Chadly Stern is an Assistant Professor in the Department of Psychology at the University of Illinois, Urbana-Champaign. His research broadly examines how belief systems and motivations guide the way that people perceive and interact with the world. One central line of work concerns how political belief systems (e.g., whether a person is liberal or conservative) shape the way in which people evaluate and categorize others based on group membership (e.g., race, sex, and sexual orientation). Another line of work examines consensus in political groups, and the implications of both perceived and actual attitude consensus for individual behavior (e.g., voting) and large-scale societal outcomes (e.g., levels of societal stability).
Julia Spielmann received her BSc in Psychology from Humboldt University in Berlin and MSc in Health and Social Psychology from Maastricht University before pursuing a PhD in Social Psychology at the University of Illinois at Urbana-Champaign.
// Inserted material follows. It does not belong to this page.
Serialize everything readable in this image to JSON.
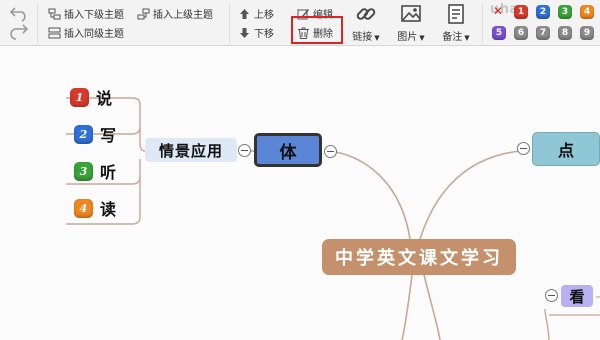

She is interested in understanding issues related to intergroup relations. Her current research examines how social categories (race, sexual orientation, and gender) shape the way people perceive and categorize others. More information about Julia can be found here.
Siqi Feng is a masters student in Psychology at the University of Illinois, Urbana-Champaign. Her research interests mainly focus on the processes through which intergroup contact shapes social perception and attitudes. She examines how factors such as empathy, perspective taking and cognitive style play a role in those processes, particularly as they pertain to indirect contact with minorities. She is also interested in social identity and mental health of sexual minority groups.
Zayd Jawad is an undergraduate majoring in Communication and minoring in Psychology at the University of Illinois, Urbana-Champaign He is interested in investigating the interplay of cognitive and emotional processes in intergroup relations in order to promote greater trust, cooperation, and reconciliation. His current research examines the influence of trust metaperceptions on actual trust levels between liberals and conservatives.
Pete Ondish is currently a postdoctoral scholar with the Center for Social and Behavioral Science at UIUC. His research focuses mainly on social class and political cultures. More specifically, he investigates 1) how political ideology shapes perceptions of hierarchy and social class, 2) how ideological groups develop consensus and what the implications are of political consensus for society, and 3) working and middle class cultural differences. In his free time he enjoys rock climbing, tacos, and watching It's Always Sunny in Philadelphia.
Andrea Kunze received a Bachelor’s of Interdisciplinary Studies in Human Learning & Development from Georgia State University and an MS in Educational Psychology from NC State University. She is currently at the University of Illinois at Urbana-Champaign working on her PhD in Educational Psychology, focusing on topics related to perception and engagement in learning spaces. Her current research explores the cognitive and social factors that shape students perceptions of racial discrimination in higher education spaces.